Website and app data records

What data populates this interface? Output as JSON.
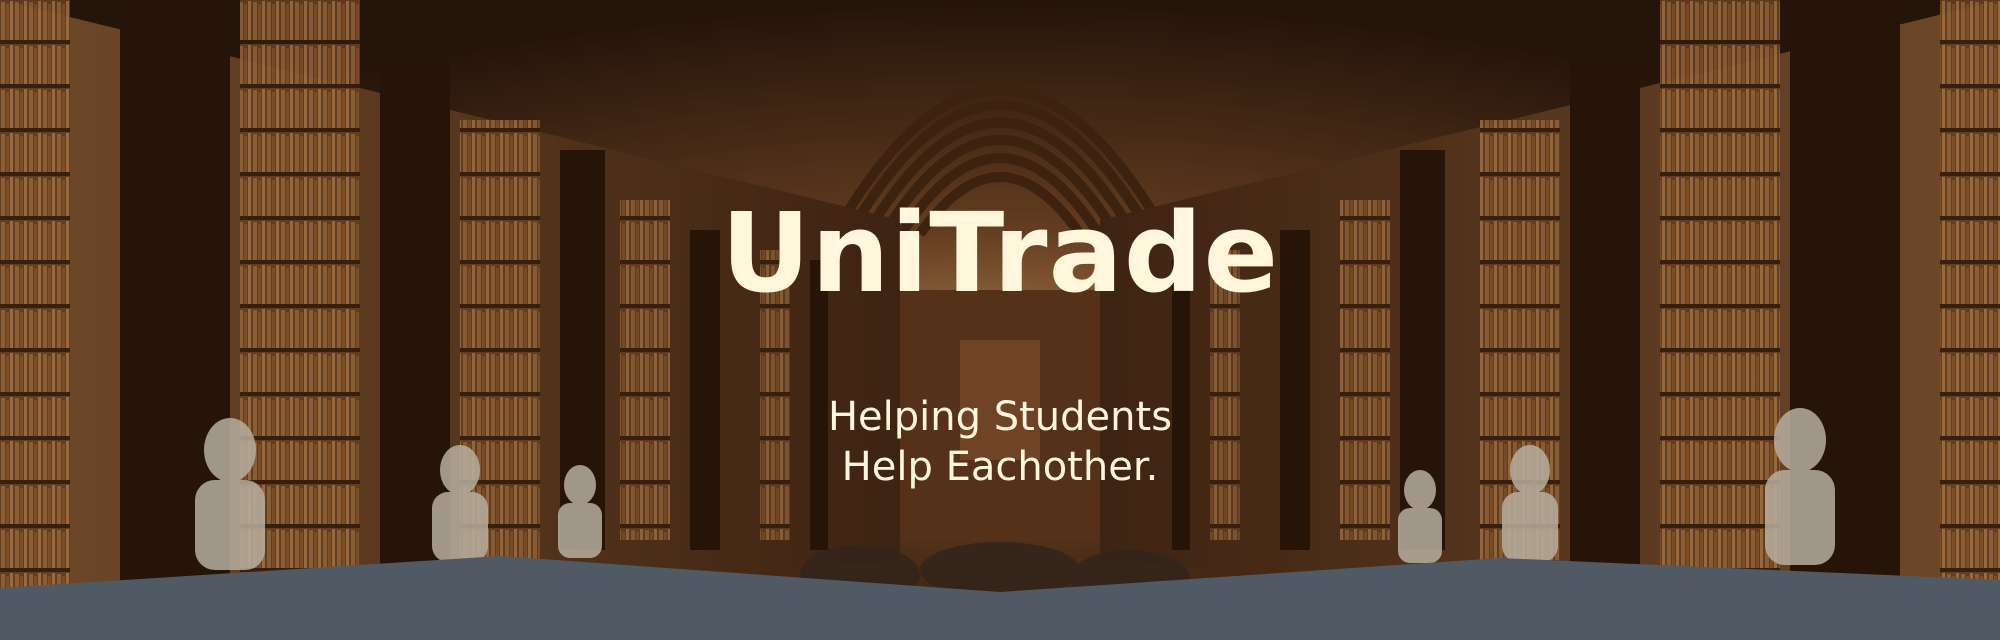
{
  "hero": {
    "title": "UniTrade",
    "tagline_line1": "Helping Students",
    "tagline_line2": "Help Eachother."
  },
  "colors": {
    "title": "#fff6dc",
    "tagline": "#fff6dc",
    "footer_band": "#4f5a64"
  }
}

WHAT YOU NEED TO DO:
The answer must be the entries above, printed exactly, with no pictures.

TASK ANSWER:
What data populates this interface? Output as JSON.
{
  "hero": {
    "title": "UniTrade",
    "tagline_line1": "Helping Students",
    "tagline_line2": "Help Eachother."
  },
  "colors": {
    "title": "#fff6dc",
    "tagline": "#fff6dc",
    "footer_band": "#4f5a64"
  }
}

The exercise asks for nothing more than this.